Homosexuality: The Use of Scientific Research in the Church’s Moral Debate

Written by Stanton L. Jones and Mark A. Yarhouse Reviewed By Andy Shuddall

That there is a debate raging in the churches about what the Bible does and does not say concerning homosexuality is hardly hot news. That the debate has taken on a higher profile and a greater depth is of no surprise given those leading and participating in the debate. This debate, however, is not limited to church leaders and academic faculties—it is also raging at dinner tables and over coffee as friends meet together. Neither is there a ‘liberal’ versus ‘evangelical’ split—the debate has taken on an intensity since in the British evangelical scene since Roy Clements has begun to call for a refreshed and reframed debate, looking at the experience of gay men and women in evangelical churches.

Often in these conversations press reports of genetic research is alluded to, if not cited as an indication that as many as ten per cent of the population are gay, that being gay is genetic and so we cannot condemn people for that which they did not choose, and that anything other than unprejudiced acceptance of loving gay relationships is unworthy of Christians at the beginning of the 21st century. Into this debate comes the good and helpful contribution of Jones and Yarhouse.

The book is the reworking of a series of papers and presentations that authors have given in professional contexts. It is a refreshingly honest, sensitive and factual assessment of the various ‘scientific’ bases for the claims concerning the prevalence of homosexuality, the causation and nature of sexual identity and sexual orientation, whether homosexual identity is a psychopathology (dys-functioning self-identity) and if it can be changed.
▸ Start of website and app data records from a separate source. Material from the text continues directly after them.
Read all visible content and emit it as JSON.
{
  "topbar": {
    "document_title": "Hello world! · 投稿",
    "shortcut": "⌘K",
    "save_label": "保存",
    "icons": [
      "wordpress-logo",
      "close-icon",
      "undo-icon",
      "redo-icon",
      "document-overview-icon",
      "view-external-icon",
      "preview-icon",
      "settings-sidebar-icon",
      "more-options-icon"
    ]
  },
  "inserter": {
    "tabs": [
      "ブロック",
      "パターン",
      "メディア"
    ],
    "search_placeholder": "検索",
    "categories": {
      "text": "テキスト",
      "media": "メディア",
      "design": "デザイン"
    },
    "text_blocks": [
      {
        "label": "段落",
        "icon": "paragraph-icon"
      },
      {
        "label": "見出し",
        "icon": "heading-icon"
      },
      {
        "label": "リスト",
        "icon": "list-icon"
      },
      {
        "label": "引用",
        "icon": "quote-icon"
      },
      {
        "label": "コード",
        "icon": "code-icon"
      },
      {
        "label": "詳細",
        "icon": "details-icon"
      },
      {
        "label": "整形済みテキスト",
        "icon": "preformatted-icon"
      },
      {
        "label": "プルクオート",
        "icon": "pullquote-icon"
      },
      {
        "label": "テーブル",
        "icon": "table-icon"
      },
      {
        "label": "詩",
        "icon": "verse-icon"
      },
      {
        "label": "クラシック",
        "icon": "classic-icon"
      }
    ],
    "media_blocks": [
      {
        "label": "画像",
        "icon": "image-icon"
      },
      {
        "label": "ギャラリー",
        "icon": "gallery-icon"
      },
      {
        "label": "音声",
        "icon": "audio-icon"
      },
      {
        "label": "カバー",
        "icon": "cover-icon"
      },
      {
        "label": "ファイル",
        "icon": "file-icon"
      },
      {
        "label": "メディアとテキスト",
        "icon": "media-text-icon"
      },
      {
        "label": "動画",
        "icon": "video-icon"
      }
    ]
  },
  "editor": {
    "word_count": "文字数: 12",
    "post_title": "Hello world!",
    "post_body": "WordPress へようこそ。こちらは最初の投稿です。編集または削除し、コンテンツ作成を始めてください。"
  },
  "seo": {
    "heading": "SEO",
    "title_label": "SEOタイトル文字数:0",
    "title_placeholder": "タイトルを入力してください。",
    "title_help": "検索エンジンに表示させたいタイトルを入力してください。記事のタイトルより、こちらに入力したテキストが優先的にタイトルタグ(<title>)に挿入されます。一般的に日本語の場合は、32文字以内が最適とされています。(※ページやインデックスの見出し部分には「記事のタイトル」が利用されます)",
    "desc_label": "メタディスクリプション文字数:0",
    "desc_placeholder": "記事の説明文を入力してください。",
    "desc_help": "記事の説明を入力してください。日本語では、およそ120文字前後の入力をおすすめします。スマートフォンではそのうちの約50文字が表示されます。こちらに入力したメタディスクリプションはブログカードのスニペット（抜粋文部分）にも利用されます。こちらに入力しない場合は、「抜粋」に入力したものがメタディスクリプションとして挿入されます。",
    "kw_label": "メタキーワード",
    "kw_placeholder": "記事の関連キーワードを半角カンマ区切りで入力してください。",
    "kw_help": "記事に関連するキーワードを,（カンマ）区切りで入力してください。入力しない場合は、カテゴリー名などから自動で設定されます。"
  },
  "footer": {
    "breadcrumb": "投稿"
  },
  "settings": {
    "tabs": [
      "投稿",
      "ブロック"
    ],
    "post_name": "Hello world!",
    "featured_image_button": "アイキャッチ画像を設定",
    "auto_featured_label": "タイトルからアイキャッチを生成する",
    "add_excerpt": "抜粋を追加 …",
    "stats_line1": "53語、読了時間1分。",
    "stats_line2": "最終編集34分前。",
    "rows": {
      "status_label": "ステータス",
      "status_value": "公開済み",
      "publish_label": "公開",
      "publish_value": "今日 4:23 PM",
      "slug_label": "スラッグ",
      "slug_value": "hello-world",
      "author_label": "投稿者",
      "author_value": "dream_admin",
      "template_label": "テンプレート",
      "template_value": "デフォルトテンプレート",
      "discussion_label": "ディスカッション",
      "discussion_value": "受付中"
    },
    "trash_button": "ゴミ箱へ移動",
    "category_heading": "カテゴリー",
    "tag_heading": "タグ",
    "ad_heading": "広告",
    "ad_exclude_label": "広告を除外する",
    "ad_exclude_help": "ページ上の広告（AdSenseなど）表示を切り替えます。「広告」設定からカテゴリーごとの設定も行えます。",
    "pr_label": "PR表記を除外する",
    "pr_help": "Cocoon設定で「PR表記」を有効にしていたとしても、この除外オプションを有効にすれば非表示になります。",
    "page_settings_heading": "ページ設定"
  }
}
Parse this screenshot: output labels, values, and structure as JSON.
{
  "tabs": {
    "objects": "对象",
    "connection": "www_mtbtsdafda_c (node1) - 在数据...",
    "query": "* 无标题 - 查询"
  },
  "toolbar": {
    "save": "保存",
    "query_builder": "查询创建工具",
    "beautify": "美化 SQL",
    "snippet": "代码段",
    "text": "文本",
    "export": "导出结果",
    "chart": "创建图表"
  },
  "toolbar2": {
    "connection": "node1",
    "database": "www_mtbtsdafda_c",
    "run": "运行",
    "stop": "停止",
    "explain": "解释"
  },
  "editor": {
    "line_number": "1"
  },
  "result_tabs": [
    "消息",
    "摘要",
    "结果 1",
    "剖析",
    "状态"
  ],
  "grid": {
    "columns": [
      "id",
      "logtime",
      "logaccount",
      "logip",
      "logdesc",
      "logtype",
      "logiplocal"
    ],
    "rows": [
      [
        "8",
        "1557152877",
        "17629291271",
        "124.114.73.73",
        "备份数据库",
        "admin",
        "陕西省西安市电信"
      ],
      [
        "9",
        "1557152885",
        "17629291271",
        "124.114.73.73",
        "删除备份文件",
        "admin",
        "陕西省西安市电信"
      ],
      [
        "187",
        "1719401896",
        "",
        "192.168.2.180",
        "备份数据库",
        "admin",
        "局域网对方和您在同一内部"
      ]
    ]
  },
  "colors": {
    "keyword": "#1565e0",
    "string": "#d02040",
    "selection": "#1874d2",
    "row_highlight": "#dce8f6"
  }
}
They are openly and obviously defending the biblical censure of homosexual sex and do so without hyperbole, antagonistic rhetoric or engaging in personal attack.

The authors examine the figure of ten per cent, which is often attributed to Alfred Kinsey’s work in 1940s–50s America, and propose that a more realistic figure may be two to three per cent. They look at the research done into the causation of homosexuality and suggest that neither biology nor environment can singularly account for sexual identity’s emergence. They survey the definitions of ‘normality’ and the work done by mental health professionals in the field of defining gay lifestyles as ‘equally good’ as heterosexual lifestyles and they cast an honest eye over the work of those (both Christian and secular) seeking to facilitate a change in orientation and seek to temper the absolutists’ statements that are offered at both ends of the spectrum. Finally they propose a Christian Sexual Ethic, which is orthodox and compassionate.

Jones and Yarhouse are asking why and how science has been brought into the debate surrounding homosexuality. The book is an honest and well researched (and footnoted) assessment of the presented data, examining how it was collected and re-examining the figures quoted in the debates—presenting a thoughtful contribution to the conversations that are currently taking place in the letters’ columns of the Christian press and in our homes and churches.

Andy Shuddall